The manager shook his head, not wildly.

He looked down at the hairdryer in his hands and despite trying to be intimidating a tiny smile crept across his lips. He turned fast to look at the employees and customers that were peeking through the windows and sliding doors at us. He turned so fast that I missed the tiny smile in real life. It took me so many re-watchings of that video to catch it. But it’s there.

“Jesus,” he said still facing the store. People were always invoking the divine in Jeanie’s presence, especially men.

He turned back to us straight-faced.

“Don’t come back,” he said. “You can’t come back, okay? Pick better friends,” he said glancing at me. “Stay off those damn drugs.” He turned and started walking away. Over his shoulder he said, “And don’t waste all that charisma on being an idiot.”

People softened their reprimands when it came to Jeanie. They watched their words around her. This was how all of Jeanie’s shopliftings ended: with a somewhat stern suggestion. They were treated more like conceptual art endeavors—reluctantly, but inevitably applauded—than criminal acts held in contempt.

There are some people you feel invincible around. Like there’s some magic bubble that surrounds them that will deflect any attack aimed in their direction. And if you’re standing close enough to that deflection bubble… well, you just might be spared, too. Jeanie was that person for me.

The last time I saw Jeanie in real life, I was standing on the MAX light rail platform and she was sitting on the train that was heading away from the Rockwood station to downtown Portland. She was going to her dad’s place for the weekend. I had all these things I wanted to tell her, but figured I’d find the courage next week. She was pulling at the corners of her mouth on the other side of the window and sticking her tongue out and wiggling it around at me. Then she started blowing on the glass between us. The glass fogged up so much that I could barely make out her features behind it. And then the train was gone, leaving behind the faint hissing of electricity on the overhead wires.

Overnight the weather changed from fall to winter and just stayed like that.

It was cold and cloudy and never sunny again.

The next day they showed Jeanie’s face on the evening news.

And after her face, somebody else’s face appeared.

And somebody else’s face after that. And they all had names with dates under them

They showed the firefighters and the wreckage and the railway gravel strewn in the street. I wondered what Jeanie had done. What she’d conjured into reality.

But it turns out she hadn’t done anything.

It turns out there was this guy sitting on that train that I didn’t even notice because he didn’t look like anybody that you ever would notice. And Jeanie was the one that always got my attention anyway. But this guy, maybe he thought he should be noticed. That’s what the news anchor said. That it was possible this guy blew up an entire MAX car just for the attention. They said what a horrible way that was to get attention.

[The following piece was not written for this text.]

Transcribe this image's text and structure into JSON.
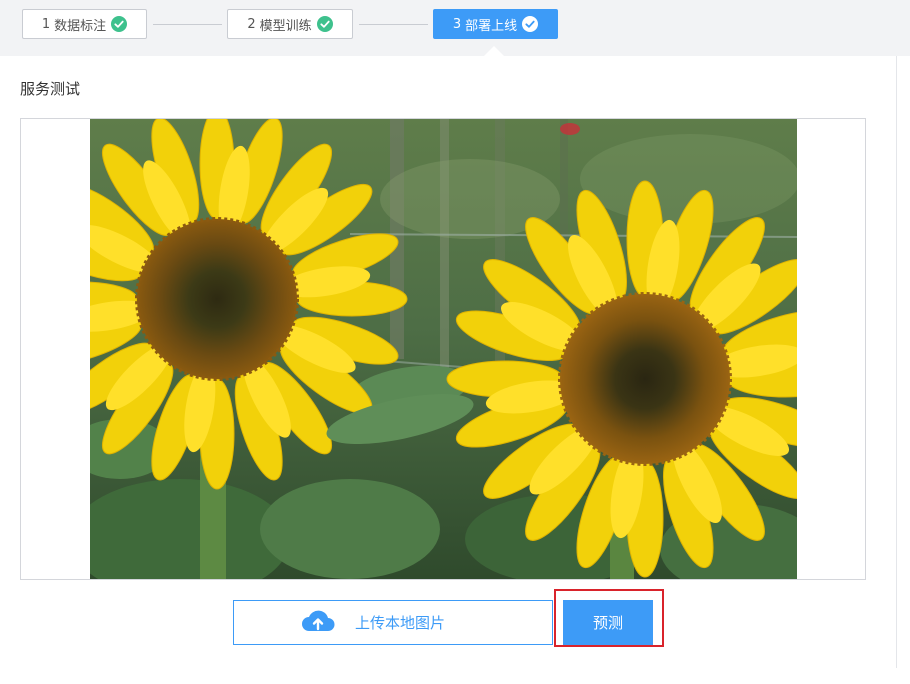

And then they showed this guy’s picture on the TV screen with his name under it and kept talking about him.

I sat for a long time in front of the TV after the news had ended, after Wheel of Fortune had started and ended, after Alex Trebek had asked the Jeopardy contestants to tell an interesting story that always turned out to not be interesting.

I sat until the picture of the TV fogged over in front of me.

Eventually I shut the TV off and went to my bedroom.

I stayed inside for a long time. The entire Christmas Break.

And then I started going back to the Ross in the mall and the Safeway on Powell and the 7-Eleven on Stark and the 154thtrain rails looking for Jeanie in the dressing rooms and the hygiene aisles and the Slurpee mix and the railway gravel. I kept taking things, and going back. And taking things—hair picks and Hawaiian shirts and burnt rocks and Guess jeans and shitty poems and wilting flower bouquets and cigarettes—and going back and going back and going back. And waiting for everything I’m afraid of to finally catch me.


Jason AriasJason Arias’ writing has appeared in numerous print and online magazines. His debut short story collection, Momentary Illumination of Objects In Motion, will be available October 2018. To discover more of his work visit jasonariasauthor.com.